Doing accurate estimates for cornering grip is rather more difficult than for other parameters, since there are variables that are a bit hard to control, the most important of them being test driver precision... The simplest method of measurement is to pick a flat, tarmac large corner and try to find the highest constant speed at which it is possible to complete the corner following the centerline (approximate radius of 93.1m) without sliding/skidding. For CAh = 0 and CBh = 1, that speed is approximately 74mph. That information allows one to find maximum centripetal acceleration available, which is a good enough reflection of maximum grip for our purposes. The equation for centripetal acceleration is:

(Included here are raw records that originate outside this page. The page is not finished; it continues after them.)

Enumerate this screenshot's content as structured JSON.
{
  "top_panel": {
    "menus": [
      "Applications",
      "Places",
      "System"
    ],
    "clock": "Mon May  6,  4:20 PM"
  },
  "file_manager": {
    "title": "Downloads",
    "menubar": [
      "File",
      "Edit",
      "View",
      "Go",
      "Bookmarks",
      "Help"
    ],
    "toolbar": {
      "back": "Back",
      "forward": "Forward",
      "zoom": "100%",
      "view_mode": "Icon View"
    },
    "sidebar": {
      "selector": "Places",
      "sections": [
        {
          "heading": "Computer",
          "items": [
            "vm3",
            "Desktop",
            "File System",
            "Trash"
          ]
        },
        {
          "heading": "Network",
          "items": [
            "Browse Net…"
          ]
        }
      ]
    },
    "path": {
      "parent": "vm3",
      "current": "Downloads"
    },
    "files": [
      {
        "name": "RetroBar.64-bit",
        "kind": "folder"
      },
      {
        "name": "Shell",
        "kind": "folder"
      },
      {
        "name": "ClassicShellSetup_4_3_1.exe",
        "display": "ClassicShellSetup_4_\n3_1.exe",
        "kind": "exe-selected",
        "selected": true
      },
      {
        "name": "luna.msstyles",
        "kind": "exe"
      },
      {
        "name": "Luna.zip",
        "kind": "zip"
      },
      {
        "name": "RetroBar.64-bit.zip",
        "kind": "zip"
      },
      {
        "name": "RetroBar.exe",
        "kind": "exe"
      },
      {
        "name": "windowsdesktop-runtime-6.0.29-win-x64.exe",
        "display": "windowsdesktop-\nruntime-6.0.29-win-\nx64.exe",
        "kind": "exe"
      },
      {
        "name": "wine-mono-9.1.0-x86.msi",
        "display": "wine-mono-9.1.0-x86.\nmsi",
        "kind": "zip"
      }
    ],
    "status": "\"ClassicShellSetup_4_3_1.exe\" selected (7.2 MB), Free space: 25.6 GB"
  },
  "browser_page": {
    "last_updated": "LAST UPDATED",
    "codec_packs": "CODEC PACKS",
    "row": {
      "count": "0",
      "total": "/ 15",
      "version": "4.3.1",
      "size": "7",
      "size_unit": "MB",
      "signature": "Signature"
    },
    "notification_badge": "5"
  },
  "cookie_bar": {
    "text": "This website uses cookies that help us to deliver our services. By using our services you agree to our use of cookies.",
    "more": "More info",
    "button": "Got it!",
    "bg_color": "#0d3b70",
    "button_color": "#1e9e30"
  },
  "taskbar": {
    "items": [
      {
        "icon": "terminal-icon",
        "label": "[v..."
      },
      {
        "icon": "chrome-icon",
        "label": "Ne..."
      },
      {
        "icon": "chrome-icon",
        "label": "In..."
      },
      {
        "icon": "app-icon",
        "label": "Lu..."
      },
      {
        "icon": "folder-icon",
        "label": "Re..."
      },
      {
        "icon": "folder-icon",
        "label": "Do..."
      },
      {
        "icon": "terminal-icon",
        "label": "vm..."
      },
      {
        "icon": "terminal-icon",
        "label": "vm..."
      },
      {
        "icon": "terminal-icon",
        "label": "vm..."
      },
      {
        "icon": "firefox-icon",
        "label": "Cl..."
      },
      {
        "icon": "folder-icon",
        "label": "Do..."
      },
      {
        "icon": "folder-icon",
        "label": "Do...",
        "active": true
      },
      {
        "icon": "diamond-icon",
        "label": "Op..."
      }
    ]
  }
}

centripetal acceleration = (cornering speed)^2 / corner radius
Substituting our data gives a centripetal acceleration of 11.758m/(s^2), or 1.198g, for CAh = 0 and CBh = 1. The grip scale is nearly linear, but not exactly, as can be proven by setting zero grip and repeating the test. Cornering without skidding is still possible, even if at 7mph... that may hint on the existence of a very minor secondary factor affecting cornering grip. Notice that again there was no mention of mass - the cornering model does not take it into account to as it was supposed, which is somewhat disappointing... Banked corners of course increase centripetal acceleration, thus allowing higher corner speeds. For the same grip discussed just above, a banked turn can be taken on its centerline at 104mph. That is a 40.5% increase on cornering speed, corresponding to a massive 97.5% increase in centripetal acceleration. Such a large growth in relation to the ~1,2g flat corner grip would require, in reality, a banking of about 50 (!) degrees, obviously much more than in-game graphics display. Of course, this discussion is immaterial, since mass does not affect grip in bankings either, while mechanics tell us the very fact cornering is easier on positive-banked turns is due to a reaction force to the car's weight...
Grass slowdown
The slowdown cars suffer when running on grass resembles aero drag, in that both define limit speeds and, therefore, scale up with car speed. A closer inspection on grass slowdown reveals it differs from drag in that the force is proportional to speed, instead of to the square of the speed (proof is given by verifying limit speeds on grass grow linearly with gear ratio). Moreover, the limit speed is proportional to car mass, indicating yet another effect described in terms of accelerations and not forces. A test car set with 40tsu flat torque curve, 100gsu gear ratio and 12msu mass reaches 63.5mph (that is, a digital speedometer oscillates constantly between 63mph and 64mph). The relevant equation would be:
engine force = grass slowdown force => engine torque * overalll gear ratio = grass deceleration * car mass => engine torque * overalll gear ratio = grass deceleration constant * car speed * car mass
Substituting the values gives 0.1444(1/s) value for the deceleration constant. A word of caution, though, that this result is not fully proved to be universal, not at least until someone fully dissects CAR*.RES and proves grass slowdown is not regulated by some odd unknown parameter.
Airborne and ramp behaviour
(in progress)
Power Gear and Anti-Power Gear
There used to be an theory here about PG/Anti-PG effects, but it was clearly wrong. An up-to-date explanation can be found at the forked article Power gear bug.
See Also
- Car files, a general overview on file structure of a Stunts car.
- Car parameters, a general-purprose tuning guide with concise descriptions of relevant CAR*.RES parameters.